Google's new social venture, Google+, has surpassed former social networking darling, Myspace, at least when it comes to the average traffic (or Search Volume Index) of Google+ from the United Kingdom over the last 30 days.

Google+ was only announced towards the end of June 2011 and managed to outflank its rival in the UK within 24 hours according to Google's own trending tool, Google Trends (opens in new tab).

The online service also showed that Myspace traffic in Northern Ireland is almost non-existent, and Google+ has almost caught up with Linkedin but is still far behind Bebo. In Scotland, Wales and England, the business networking website is still far ahead of Google+ but the latter is catching up fast.

Both Facebook and Twitter are well ahead of Google+; the latter's search volume index is 138x bigger than Google+ for the last 30 days while Twitter's is 11x bigger than Google+'s.

Google confirmed last Friday that Google+ had shattered the 10 million users milestone (roughly one per cent of its monthly unique visitor count) with around one billion items being shared on Google Plus on a daily basis.

Both Twitter and Facebook appear to be nonplussed by Google's venture into the social arena given how Buzz and Wave fared after a few months. We're keen to see how Apple will react as well, given that its own Ping service hasn't been so stellar.

Désiré Athow

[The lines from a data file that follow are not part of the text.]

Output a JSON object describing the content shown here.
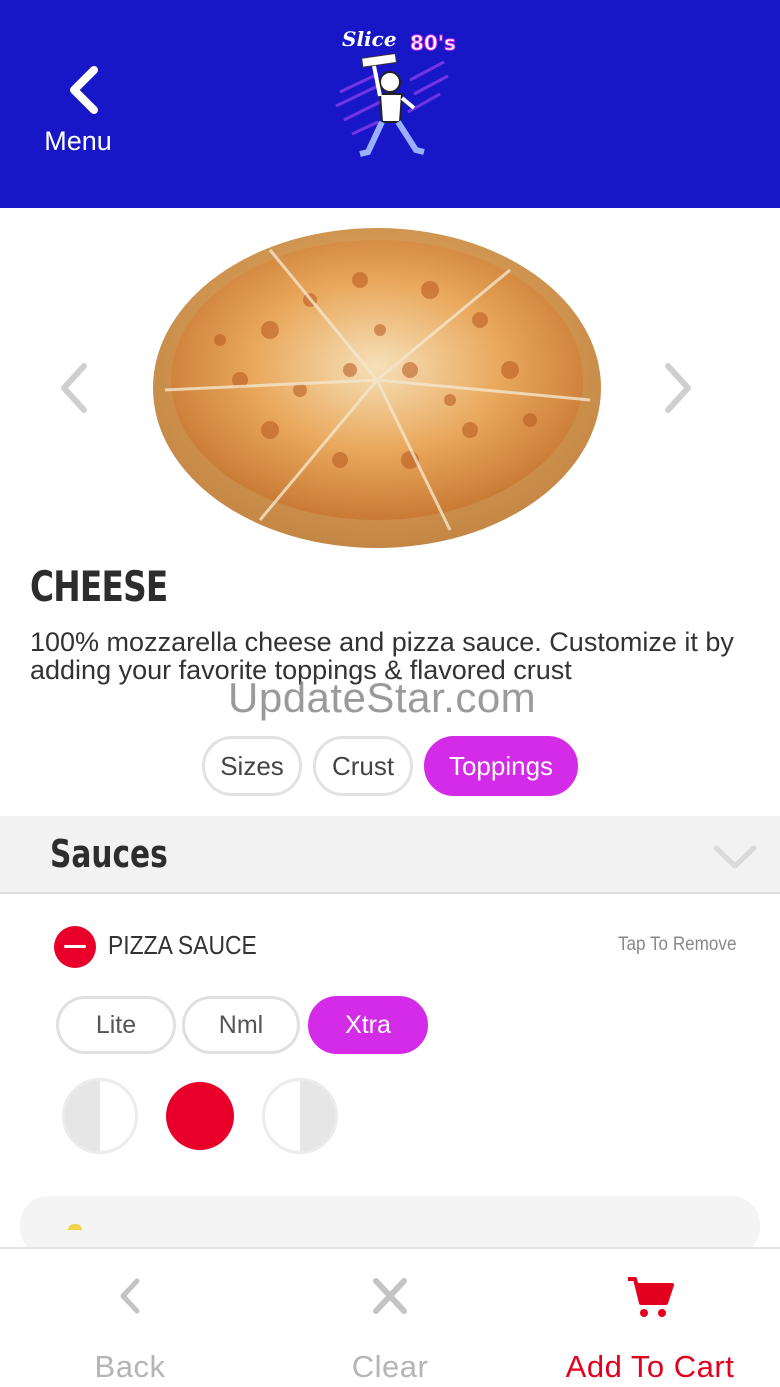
{
  "header": {
    "back_label": "Menu",
    "logo_text": "Slice of the 80's",
    "background_color": "#1717c8"
  },
  "product": {
    "title": "CHEESE",
    "description": "100% mozzarella cheese and pizza sauce. Customize it by adding your favorite toppings & flavored crust",
    "image_name": "cheese-pizza-image"
  },
  "watermark": "UpdateStar.com",
  "tabs": [
    {
      "label": "Sizes",
      "active": false
    },
    {
      "label": "Crust",
      "active": false
    },
    {
      "label": "Toppings",
      "active": true
    }
  ],
  "section": {
    "title": "Sauces",
    "icon": "chevron-down-icon"
  },
  "topping": {
    "name": "PIZZA SAUCE",
    "tap_to_remove": "Tap To Remove",
    "amounts": [
      {
        "label": "Lite",
        "active": false
      },
      {
        "label": "Nml",
        "active": false
      },
      {
        "label": "Xtra",
        "active": true
      }
    ],
    "placements": [
      "left-half",
      "whole",
      "right-half"
    ],
    "selected_placement": "whole"
  },
  "bottom_bar": {
    "back_label": "Back",
    "clear_label": "Clear",
    "cart_label": "Add To Cart"
  },
  "colors": {
    "accent": "#d42be8",
    "brand": "#1717c8",
    "red": "#e3001f"
  }
}
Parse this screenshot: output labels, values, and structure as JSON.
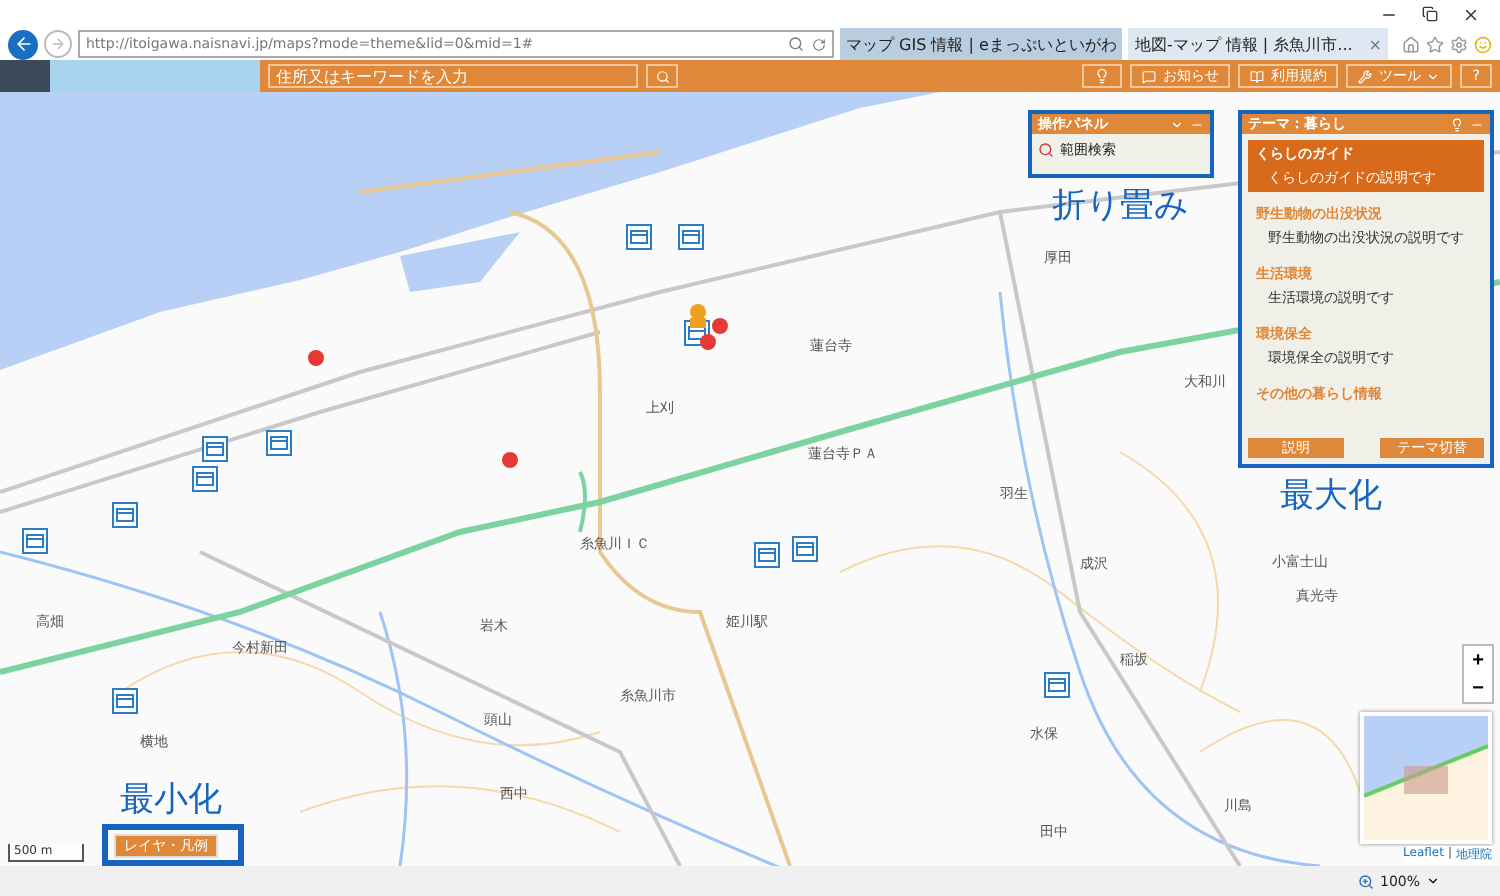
{
  "browser": {
    "url": "http://itoigawa.naisnavi.jp/maps?mode=theme&lid=0&mid=1#",
    "tabs": [
      {
        "title": "マップ GIS 情報 | eまっぷいといがわ",
        "selected": false
      },
      {
        "title": "地図-マップ 情報 | 糸魚川市...",
        "selected": true
      }
    ],
    "tab_close": "×"
  },
  "toolbar": {
    "search": {
      "placeholder": "住所又はキーワードを入力"
    },
    "buttons": [
      {
        "kind": "pin"
      },
      {
        "kind": "news",
        "label": "お知らせ"
      },
      {
        "kind": "book",
        "label": "利用規約"
      },
      {
        "kind": "tool",
        "label": "ツール"
      },
      {
        "kind": "help",
        "label": "?"
      }
    ]
  },
  "operation_panel": {
    "title": "操作パネル",
    "items": [
      "範囲検索"
    ]
  },
  "theme_panel": {
    "title": "テーマ：暮らし",
    "items": [
      {
        "name": "くらしのガイド",
        "description": "くらしのガイドの説明です",
        "selected": true
      },
      {
        "name": "野生動物の出没状況",
        "description": "野生動物の出没状況の説明です",
        "selected": false
      },
      {
        "name": "生活環境",
        "description": "生活環境の説明です",
        "selected": false
      },
      {
        "name": "環境保全",
        "description": "環境保全の説明です",
        "selected": false
      },
      {
        "name": "その他の暮らし情報",
        "selected": false
      }
    ],
    "buttons": [
      "説明",
      "テーマ切替"
    ]
  },
  "annotations": [
    "折り畳み",
    "最大化",
    "最小化"
  ],
  "map_labels": [
    "蓮台寺",
    "上刈",
    "蓮台寺ＰＡ",
    "羽生",
    "糸魚川ＩＣ",
    "岩木",
    "姫川駅",
    "糸魚川市",
    "頭山",
    "西中",
    "水保",
    "田中",
    "成沢",
    "小富士山",
    "真光寺",
    "稲坂",
    "川島",
    "大和川",
    "厚田",
    "横地",
    "今村新田",
    "高畑"
  ],
  "layer_button": "レイヤ・凡例",
  "scale": "500 m",
  "zoom": [
    "+",
    "−"
  ],
  "attribution": {
    "link": "Leaflet",
    "separator": "|",
    "source": "地理院"
  },
  "status_bar": {
    "zoom": "100%"
  }
}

Désiré has been musing and writing about technology during a career spanning four decades. He dabbled in website building and web hosting when DHTML and frames were en vogue and started writing about the impact of technology on society just before the start of the Y2K hysteria at the turn of the last millennium. Following an eight-year stint at where he discovered the joys of global tech-fests, Désiré now heads up TechRadar Pro. Previously he was a freelance technology journalist at Incisive Media, Breakthrough Publishing and Vnunet, and Business Magazine. He also launched and hosted the first Tech Radio Show on Radio Plus.